is after all Hugh Wood - but it is difficult to imagine them
set to other music. The ringing operatic confidence of Wood’s
Muir songs could hardly be projected with more volatile assurance
than they receive from Paul Hamburger and April Cantelo. For
an exemplary listening experience try The Bird which:
an explosion of admiration veering over the precipice into
The second disc starts with two works by Rainier.
Here we are recognisably in the same realm as Wood's Second
Quartet - just a little further North. Intriguingly, though,
Quanta does not deny the singing core of the oboe.
One thinks in this work of Crosse's Ariadne and even
of Malcolm Arnold's Oboe Concerto although the carapace is
dissonant. Much the same can be said of the usually sterner
format of the String Trio which ends with magical held-notes,
arresting time. We then arrive at four cello and piano works.
The Berkeley Duo represents a return to tonality even
if a full engagement is constrained by Berkeley's natural
reserve. The Fricker sonata in three movements and

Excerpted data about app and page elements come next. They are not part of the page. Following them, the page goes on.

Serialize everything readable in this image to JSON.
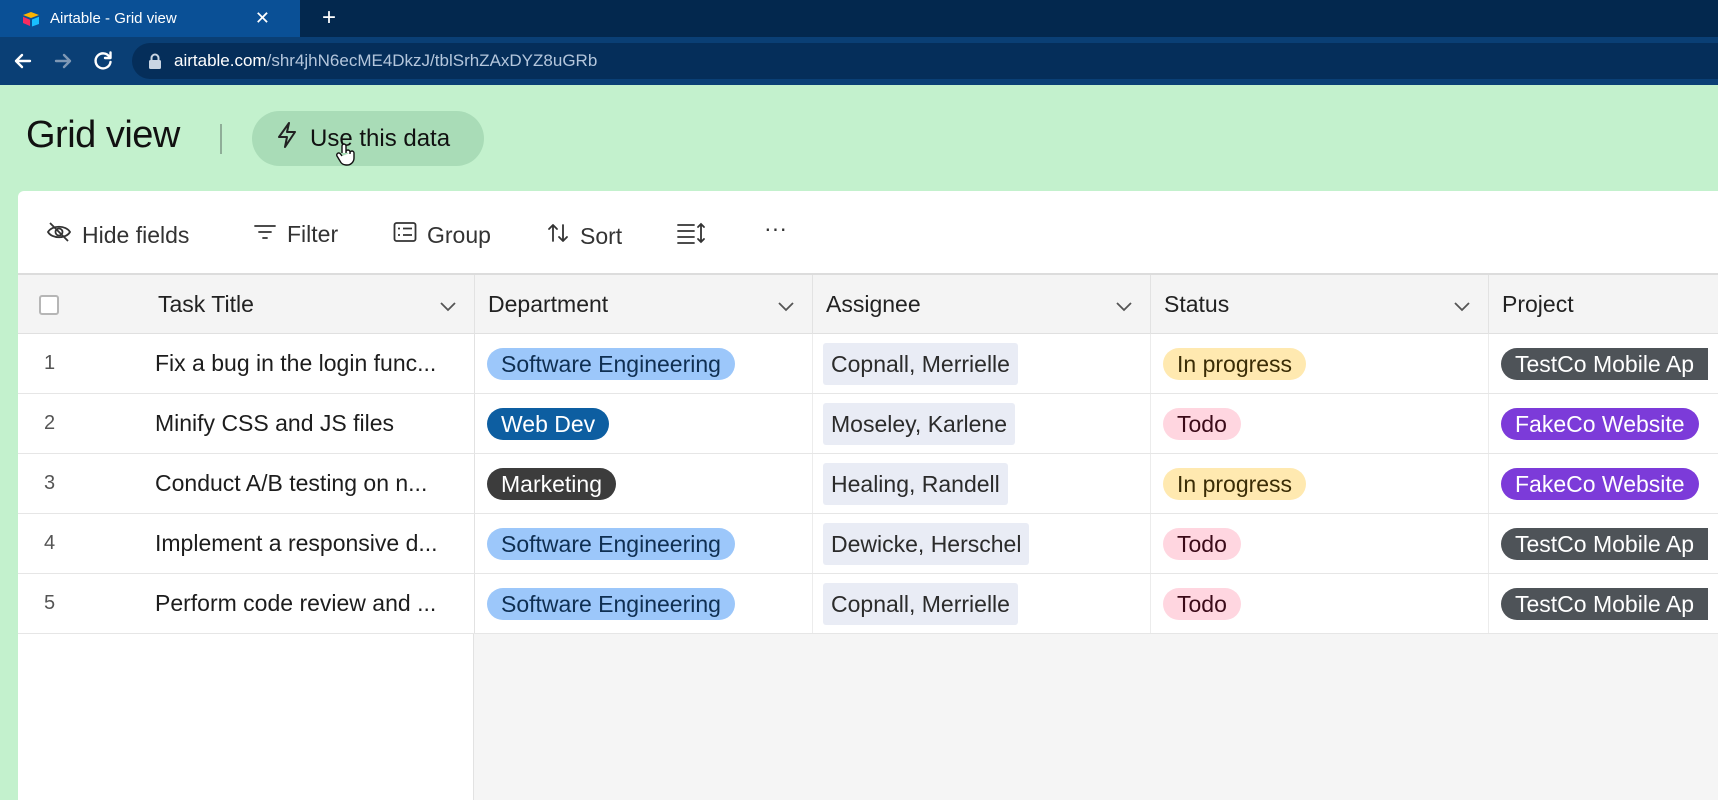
{
  "browser": {
    "tab_title": "Airtable - Grid view",
    "tab_close": "✕",
    "new_tab": "+",
    "url_host": "airtable.com",
    "url_path": "/shr4jhN6ecME4DkzJ/tblSrhZAxDYZ8uGRb"
  },
  "header": {
    "title": "Grid view",
    "use_data_label": "Use this data"
  },
  "toolbar": {
    "hide_fields": "Hide fields",
    "filter": "Filter",
    "group": "Group",
    "sort": "Sort",
    "more": "···"
  },
  "columns": {
    "task_title": "Task Title",
    "department": "Department",
    "assignee": "Assignee",
    "status": "Status",
    "project": "Project"
  },
  "rows": [
    {
      "num": "1",
      "title": "Fix a bug in the login func...",
      "department": "Software Engineering",
      "assignee": "Copnall, Merrielle",
      "status": "In progress",
      "project": "TestCo Mobile Ap"
    },
    {
      "num": "2",
      "title": "Minify CSS and JS files",
      "department": "Web Dev",
      "assignee": "Moseley, Karlene",
      "status": "Todo",
      "project": "FakeCo Website"
    },
    {
      "num": "3",
      "title": "Conduct A/B testing on n...",
      "department": "Marketing",
      "assignee": "Healing, Randell",
      "status": "In progress",
      "project": "FakeCo Website"
    },
    {
      "num": "4",
      "title": "Implement a responsive d...",
      "department": "Software Engineering",
      "assignee": "Dewicke, Herschel",
      "status": "Todo",
      "project": "TestCo Mobile Ap"
    },
    {
      "num": "5",
      "title": "Perform code review and ...",
      "department": "Software Engineering",
      "assignee": "Copnall, Merrielle",
      "status": "Todo",
      "project": "TestCo Mobile Ap"
    }
  ],
  "colors": {
    "page_background": "#c3f1cd",
    "software_engineering": "#9cc7fa",
    "web_dev": "#0d5ea1",
    "marketing": "#3c3c3c",
    "in_progress": "#ffe9b0",
    "todo": "#ffd6e0",
    "testco": "#4e5358",
    "fakeco": "#7c3bd9"
  }
}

was written at Walton's home in Ischia. Walton is the dedicatee.
It is a work of turbulent severity, exciting in the first
and riptide third movements and otherwise statuesque in the
manner of Hughes' Horses and lyrically expressive.
Ten years after the Fricker comes Aberdonian, Martin Dalby's
Variations. These are angular in the manner of Wood
and Rainier. McCabe's Partita is stern and grave. It
is again in the idiom of the times - the mid-1960s - yet with
some lyrical 'give' as at 4:50.
The recording of the cello and piano works
is excellent and compares favourably with the Rainier in terms
of background ‘burble’. That said, the cello and piano recordings
lack the centre-stage vivacity of the Rainier and the Wood.
These recordings all derive from British Council
analogue material. They have survived well although the years
have taken some slight toll on the Rainier recordings where
the background noise is uneven. The recording of the Wood
piece could hardly be more virile.
The words of the sung poems are printed.
Paul Conway's notes are, as ever, sure-footed
in this repertoire. One hopes that he will write one of the
great accounts of British music of the last century. He certainly
has it in him.
A fascinating collection bound to stir memories
or impressions from first time discovery but a satisfying
listening experience even if you are encountering these iconic
recordings for the first time.